Needlework Samplers

The word sampler derives from the Latin exemplum meaning example. Traditionally samplers were pieces of needlework executed to show competence in different examples of stitchwork and embroidery.

A George III Child's Sampler (FS24/570).

A George III Child's Sampler (FS24/570).

Prior to printed pattern books, designs, motifs and stitches were passed from hand-to-hand. Women would collect these designs and stitches on small patches of cloth that they would keep and refer to over their lifetime. These samples would be collected and exchanged and, as a method of recording patterns, they proved invaluable.

Early samples tended to be random in design with motifs and stitchwork applied wherever it would fit. The arrival of printed pattern books brought about a more formal style of sampler such as the banded sampler. This consisted of rows of numbers, Roman numerals and alphabet both in upper and lower case.

An Early 19th Century Child's Sampler (FS24/569).

An Early 19th Century Child's Sampler (FS24/569).

From the late 18th century, samplers became bigger, more picture like and far more stylized. Often used as teaching aids, letters and numbers were retained and the motifs were arranged in symmetrical patterns. Sometimes, religious text was incorporated into the design as well as images such as Adam and Eve, serpents and angels.

Everyday life was also included in the sampler with the inclusion of designs such as flowering shrubs, birds, butterflies, insects, houses, monarchs, stags, hounds and cherubs. The threads could be of wool, silk, silver and even gold wire. Most samplers give the name of the person who stitched the work, their age and the year the sampler was completed.

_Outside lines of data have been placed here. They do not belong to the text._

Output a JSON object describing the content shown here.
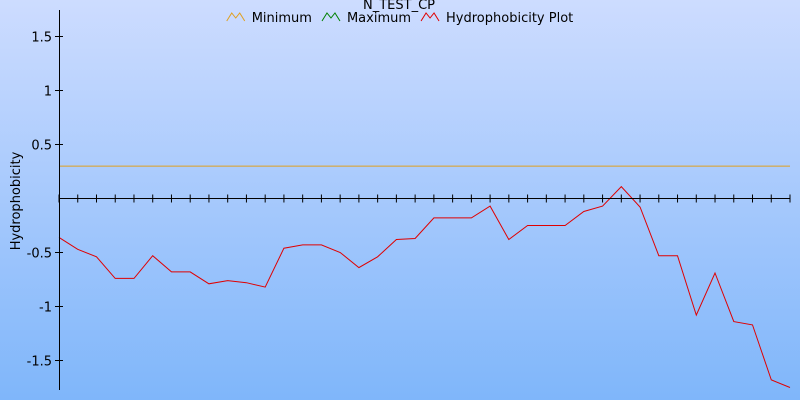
{
  "chart_data": {
    "type": "line",
    "title": "N_TEST_CP",
    "ylabel": "Hydrophobicity",
    "xlabel": "",
    "ylim": [
      -1.75,
      1.75
    ],
    "xlim": [
      0,
      39
    ],
    "yticks": [
      {
        "value": 1.5,
        "label": "1.5"
      },
      {
        "value": 1,
        "label": "1"
      },
      {
        "value": 0.5,
        "label": "0.5"
      },
      {
        "value": -0.5,
        "label": "-0.5"
      },
      {
        "value": -1,
        "label": "-1"
      },
      {
        "value": -1.5,
        "label": "-1.5"
      }
    ],
    "legend_position": "top",
    "series": [
      {
        "name": "Minimum",
        "color": "#e0a020",
        "icon": "zigzag-icon",
        "x": [
          0,
          39
        ],
        "y": [
          0.3,
          0.3
        ]
      },
      {
        "name": "Maximum",
        "color": "#008000",
        "icon": "zigzag-icon",
        "x": [],
        "y": []
      },
      {
        "name": "Hydrophobicity Plot",
        "color": "#e00000",
        "icon": "zigzag-icon",
        "x": [
          0,
          1,
          2,
          3,
          4,
          5,
          6,
          7,
          8,
          9,
          10,
          11,
          12,
          13,
          14,
          15,
          16,
          17,
          18,
          19,
          20,
          21,
          22,
          23,
          24,
          25,
          26,
          27,
          28,
          29,
          30,
          31,
          32,
          33,
          34,
          35,
          36,
          37,
          38,
          39
        ],
        "y": [
          -0.36,
          -0.47,
          -0.54,
          -0.74,
          -0.74,
          -0.53,
          -0.68,
          -0.68,
          -0.79,
          -0.76,
          -0.78,
          -0.82,
          -0.46,
          -0.43,
          -0.43,
          -0.5,
          -0.64,
          -0.54,
          -0.38,
          -0.37,
          -0.18,
          -0.18,
          -0.18,
          -0.07,
          -0.38,
          -0.25,
          -0.25,
          -0.25,
          -0.12,
          -0.07,
          0.11,
          -0.08,
          -0.53,
          -0.53,
          -1.08,
          -0.69,
          -1.14,
          -1.17,
          -1.68,
          -1.75
        ]
      }
    ]
  }
}
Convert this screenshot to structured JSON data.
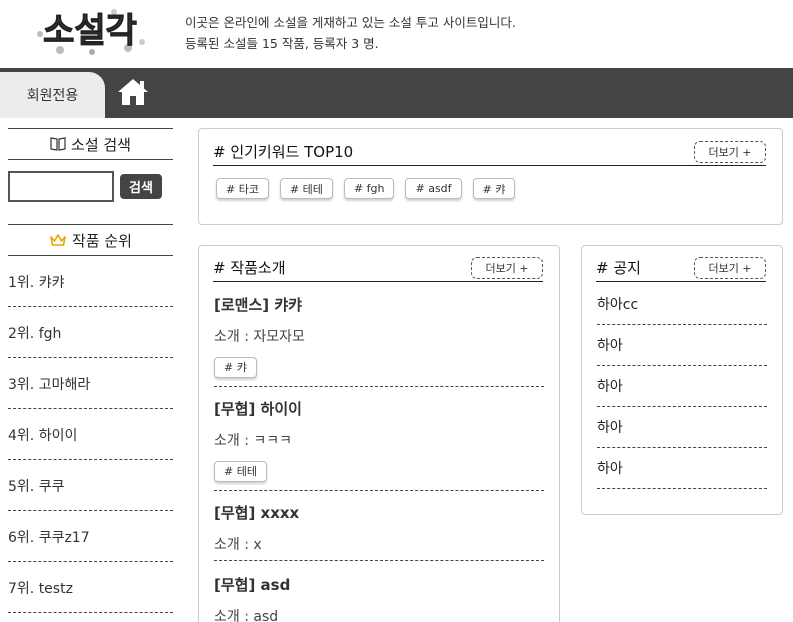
{
  "site": {
    "logo_text": "소설각",
    "intro_line1": "이곳은 온라인에 소설을 게재하고 있는 소설 투고 사이트입니다.",
    "intro_line2": "등록된 소설들 15 작품,  등록자 3 명."
  },
  "nav": {
    "member_label": "회원전용",
    "home_icon": "home-icon"
  },
  "sidebar": {
    "search_title": "소설 검색",
    "search_placeholder": "",
    "search_button": "검색",
    "rank_title": "작품 순위",
    "rank_items": [
      "1위. 캬캬",
      "2위. fgh",
      "3위. 고마해라",
      "4위. 하이이",
      "5위. 쿠쿠",
      "6위. 쿠쿠z17",
      "7위. testz"
    ]
  },
  "keywords": {
    "title": "# 인기키워드 TOP10",
    "more": "더보기 +",
    "tags": [
      "# 타코",
      "# 테테",
      "# fgh",
      "# asdf",
      "# 캬"
    ]
  },
  "works": {
    "title": "# 작품소개",
    "more": "더보기 +",
    "items": [
      {
        "title": "[로맨스] 캬캬",
        "desc": "소개 : 자모자모",
        "tag": "# 캬"
      },
      {
        "title": "[무협] 하이이",
        "desc": "소개 : ㅋㅋㅋ",
        "tag": "# 테테"
      },
      {
        "title": "[무협] xxxx",
        "desc": "소개 : x",
        "tag": ""
      },
      {
        "title": "[무협] asd",
        "desc": "소개 : asd",
        "tag": ""
      }
    ]
  },
  "notice": {
    "title": "# 공지",
    "more": "더보기 +",
    "items": [
      "하아cc",
      "하아",
      "하아",
      "하아",
      "하아"
    ]
  },
  "colors": {
    "nav_bg": "#444444",
    "member_tab_bg": "#ececec",
    "crown": "#e8a400"
  }
}
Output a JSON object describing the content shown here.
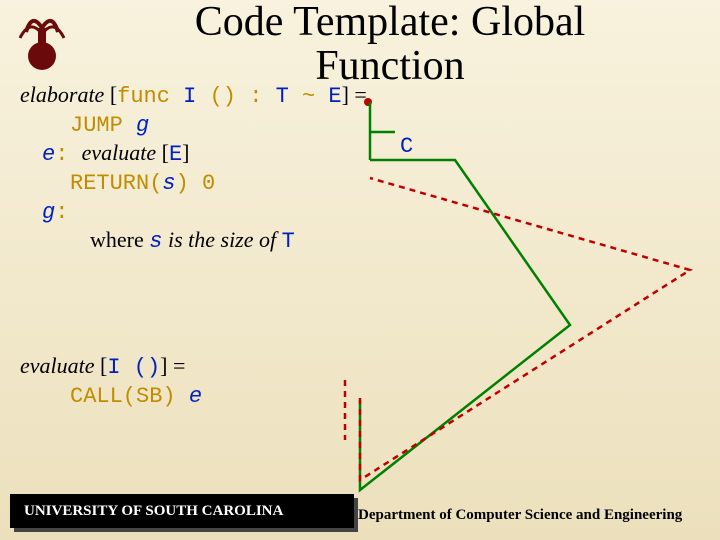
{
  "title_line1": "Code Template: Global",
  "title_line2": "Function",
  "elaborate_word": "elaborate",
  "elaborate_open": " [",
  "kw_func": "func  ",
  "tok_I": "I ",
  "tok_parens": "() ",
  "tok_colon": ": ",
  "tok_T": "T ",
  "tok_tilde": "~ ",
  "tok_E": "E",
  "elaborate_close": "] =",
  "jump_word": "JUMP ",
  "jump_g": "g",
  "e_label": "e",
  "e_colon": ": ",
  "evaluate_word": "evaluate",
  "eval_open": " [",
  "tok_E2": "E",
  "eval_close": "]",
  "return_text": "RETURN(",
  "return_s": "s",
  "return_tail": ") 0",
  "g_label": "g",
  "g_colon": ":",
  "where_pre": "where ",
  "where_s": "s",
  "where_mid": " is the size of ",
  "where_T": "T",
  "evaluate2_word": "evaluate",
  "eval2_open": " [",
  "tok_I2": "I ()",
  "eval2_close": "] =",
  "call_text": "CALL(SB) ",
  "call_e": "e",
  "c_label": "C",
  "footer_left": "UNIVERSITY OF SOUTH CAROLINA",
  "footer_right": "Department of Computer Science and Engineering"
}
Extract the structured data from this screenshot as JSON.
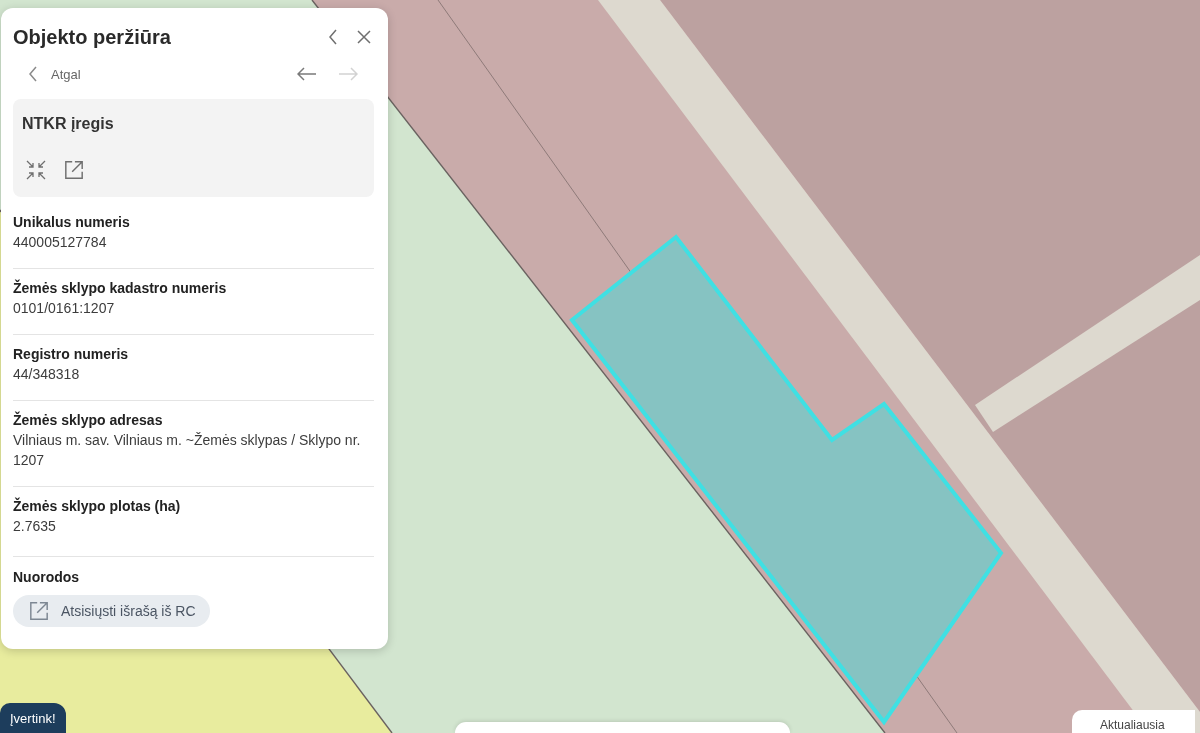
{
  "panel": {
    "title": "Objekto peržiūra",
    "back_link": "Atgal",
    "history": [
      {
        "kind": "back",
        "disabled": false
      },
      {
        "kind": "forward",
        "disabled": true
      }
    ],
    "card": {
      "title": "NTKR įregis"
    },
    "fields": [
      {
        "label": "Unikalus numeris",
        "value": "440005127784"
      },
      {
        "label": "Žemės sklypo kadastro numeris",
        "value": "0101/0161:1207"
      },
      {
        "label": "Registro numeris",
        "value": "44/348318"
      },
      {
        "label": "Žemės sklypo adresas",
        "value": "Vilniaus m. sav. Vilniaus m. ~Žemės sklypas / Sklypo nr. 1207"
      },
      {
        "label": "Žemės sklypo plotas (ha)",
        "value": "2.7635"
      }
    ],
    "links": {
      "label": "Nuorodos",
      "buttons": [
        "Atsisiųsti išrašą iš RC"
      ]
    }
  },
  "feedback_button": "Įvertink!",
  "sort_tab": "Aktualiausia"
}
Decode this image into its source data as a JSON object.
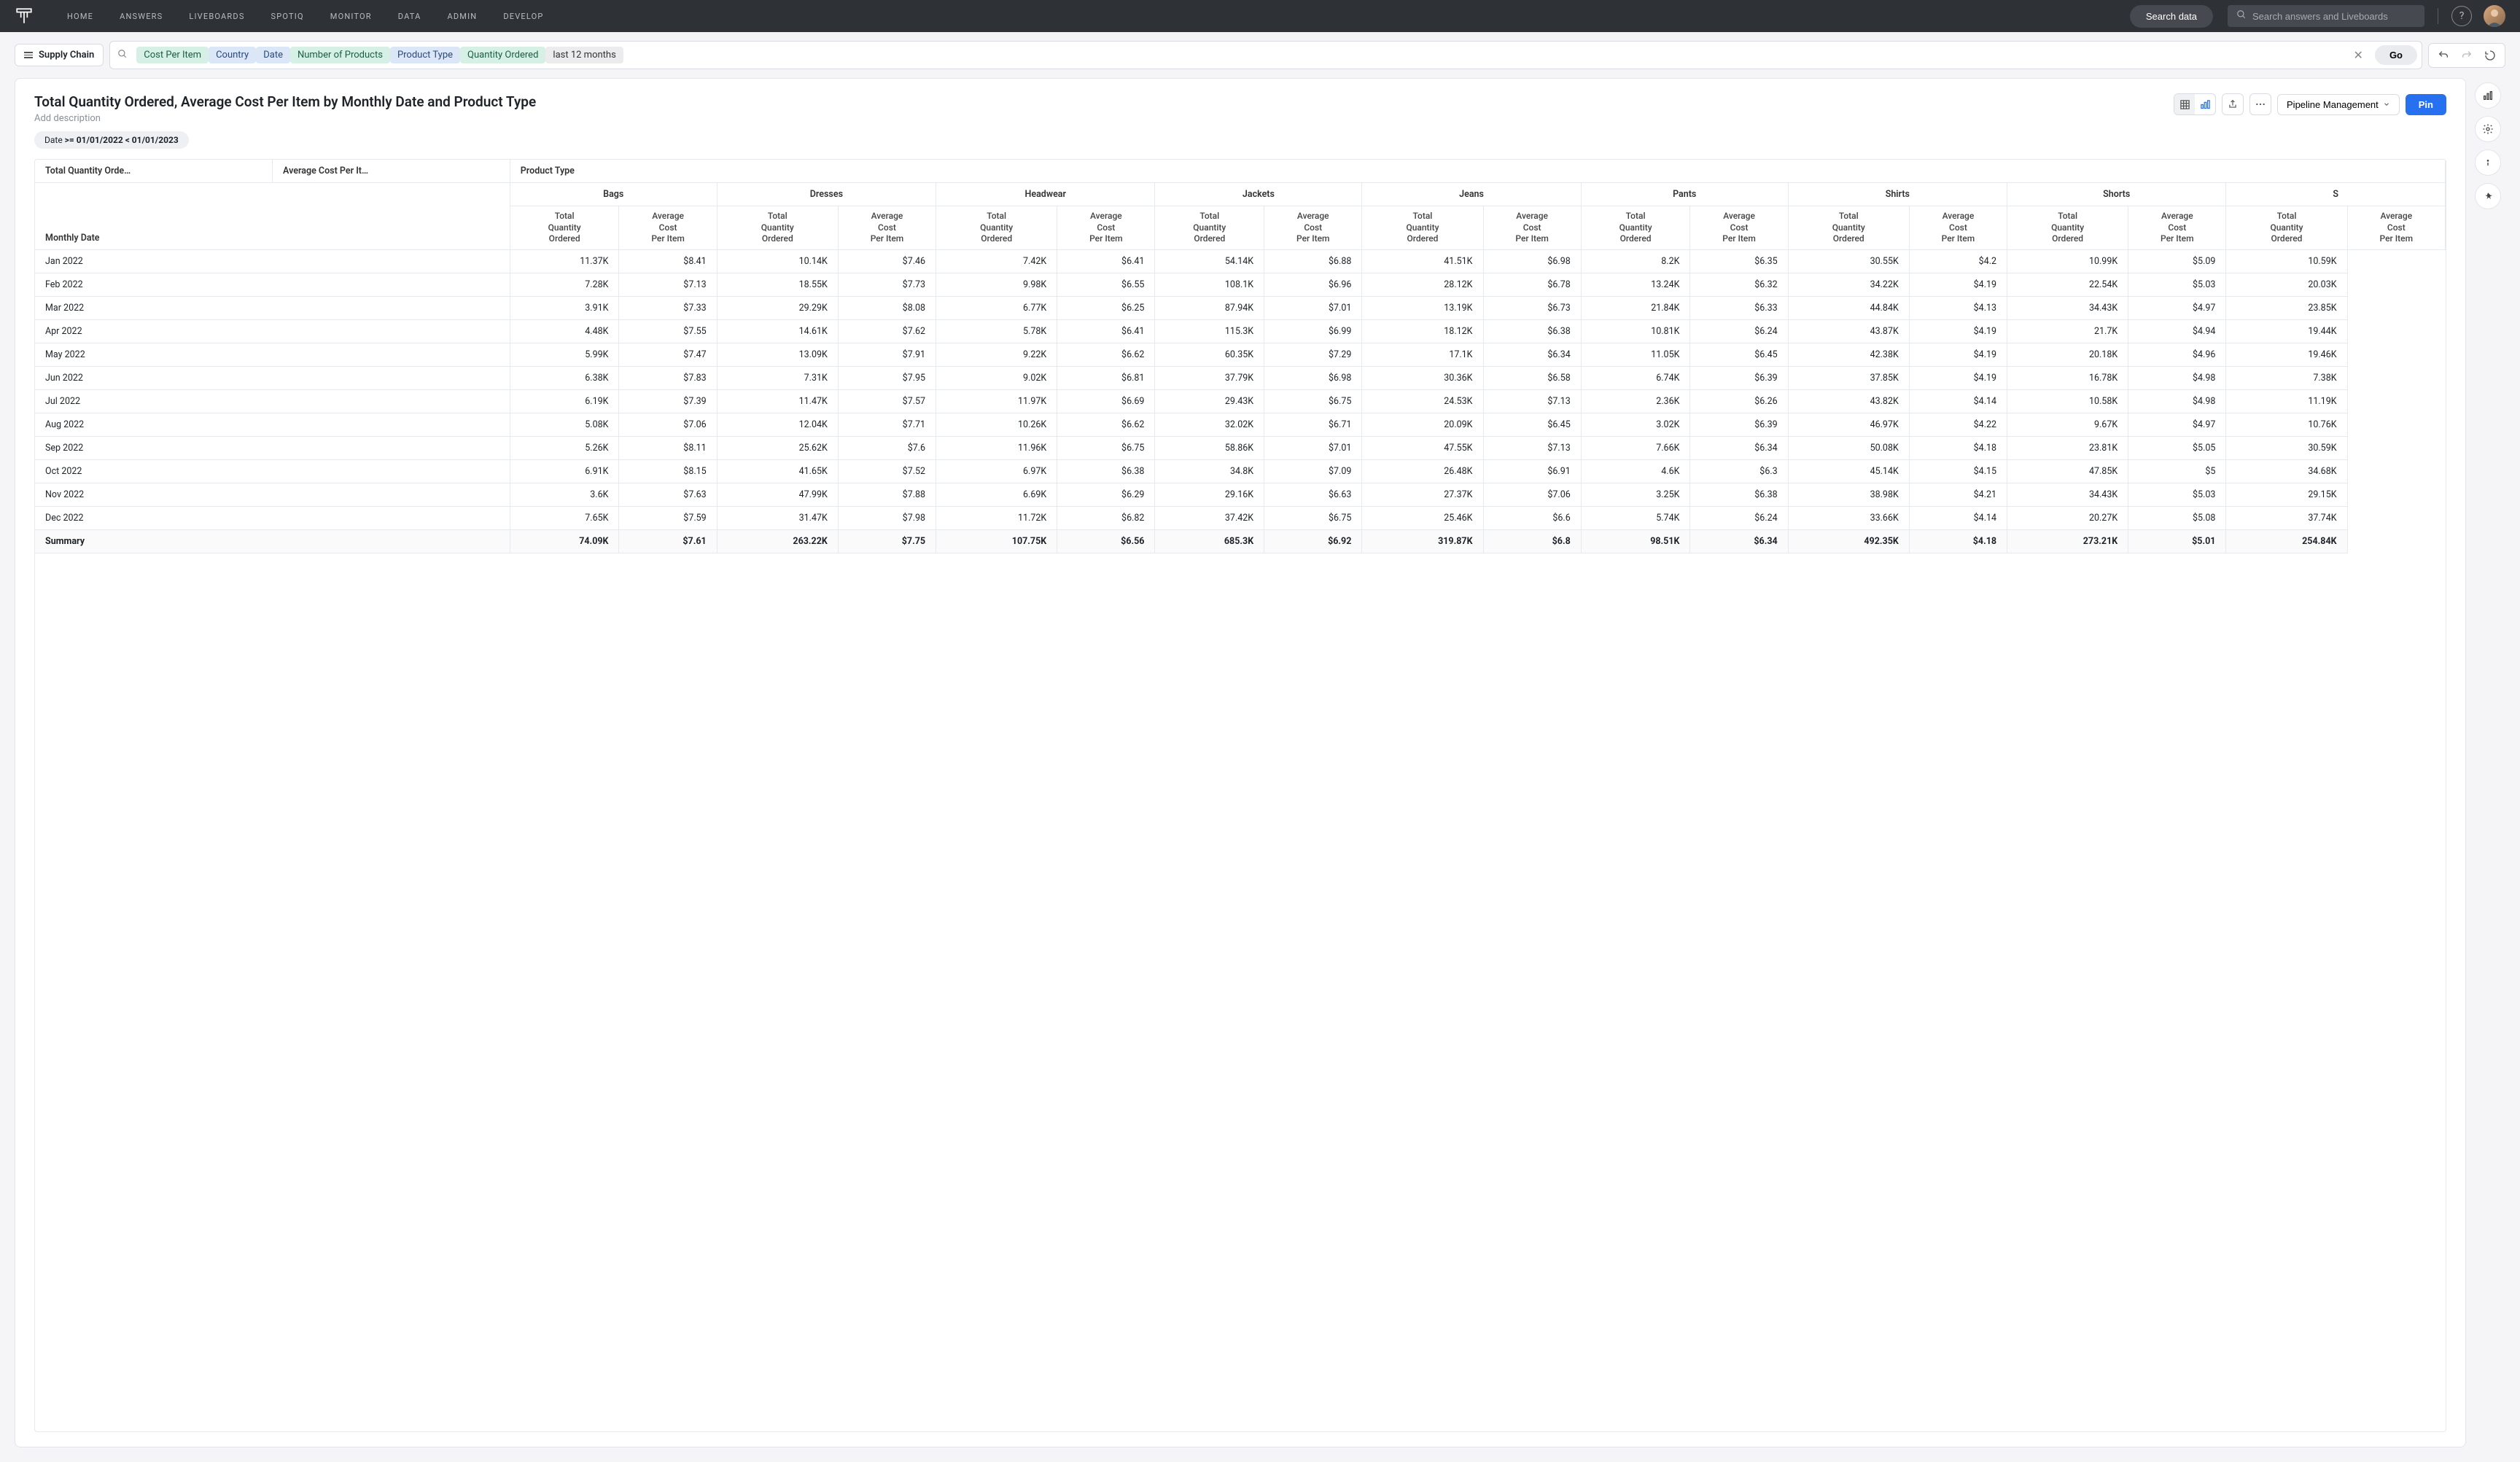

Martin McIlroyMartin McIlroy
Department Head

Leigh ExtenceLeigh Extence
Clock Consultant